### Task statement
Read the data, and whenever a line holds the word "icon", report that line.

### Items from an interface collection
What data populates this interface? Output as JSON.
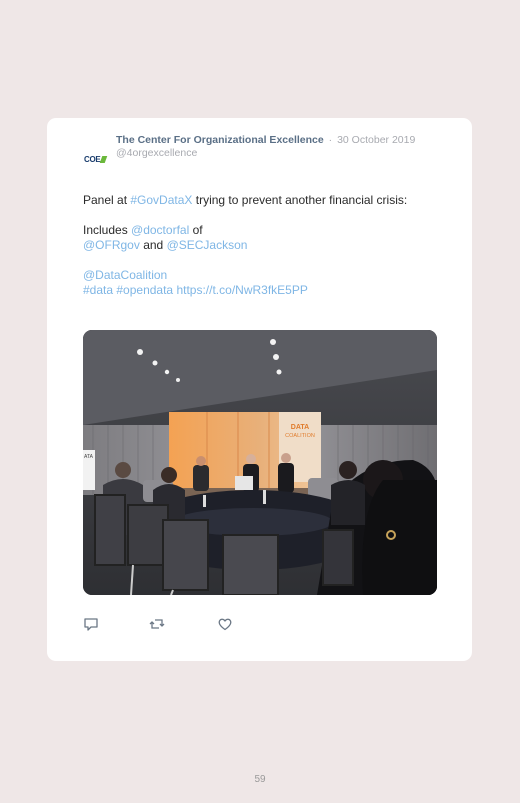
{
  "tweet": {
    "author": "The Center For Organizational Excellence",
    "separator": "·",
    "date": "30 October 2019",
    "handle": "@4orgexcellence",
    "avatar_text": "COE",
    "line1_text": "Panel at ",
    "line1_hashtag": "#GovDataX",
    "line1_rest": " trying to prevent another financial crisis:",
    "line2_text": "Includes ",
    "line2_mention": "@doctorfal",
    "line2_of": " of",
    "line3_mention1": "@OFRgov",
    "line3_and": " and ",
    "line3_mention2": "@SECJackson",
    "line4_mention": "@DataCoalition",
    "line5_hashtag1": "#data",
    "line5_hashtag2": "#opendata",
    "line5_url": "https://t.co/NwR3fkE5PP"
  },
  "media": {
    "backdrop_text_1": "DATA",
    "backdrop_text_2": "COALITION",
    "stand_text": "ATA"
  },
  "actions": {
    "reply_icon": "reply-icon",
    "retweet_icon": "retweet-icon",
    "like_icon": "heart-icon"
  },
  "page": {
    "number": "59"
  },
  "colors": {
    "background": "#efe7e7",
    "card": "#ffffff",
    "link": "#7fb6e5",
    "author": "#5a6f86",
    "muted": "#a8aab0",
    "brand_green": "#6bb83b",
    "brand_blue": "#1a3d6d"
  }
}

### Result below
    "reply_icon": "reply-icon",
    "retweet_icon": "retweet-icon",
    "like_icon": "heart-icon"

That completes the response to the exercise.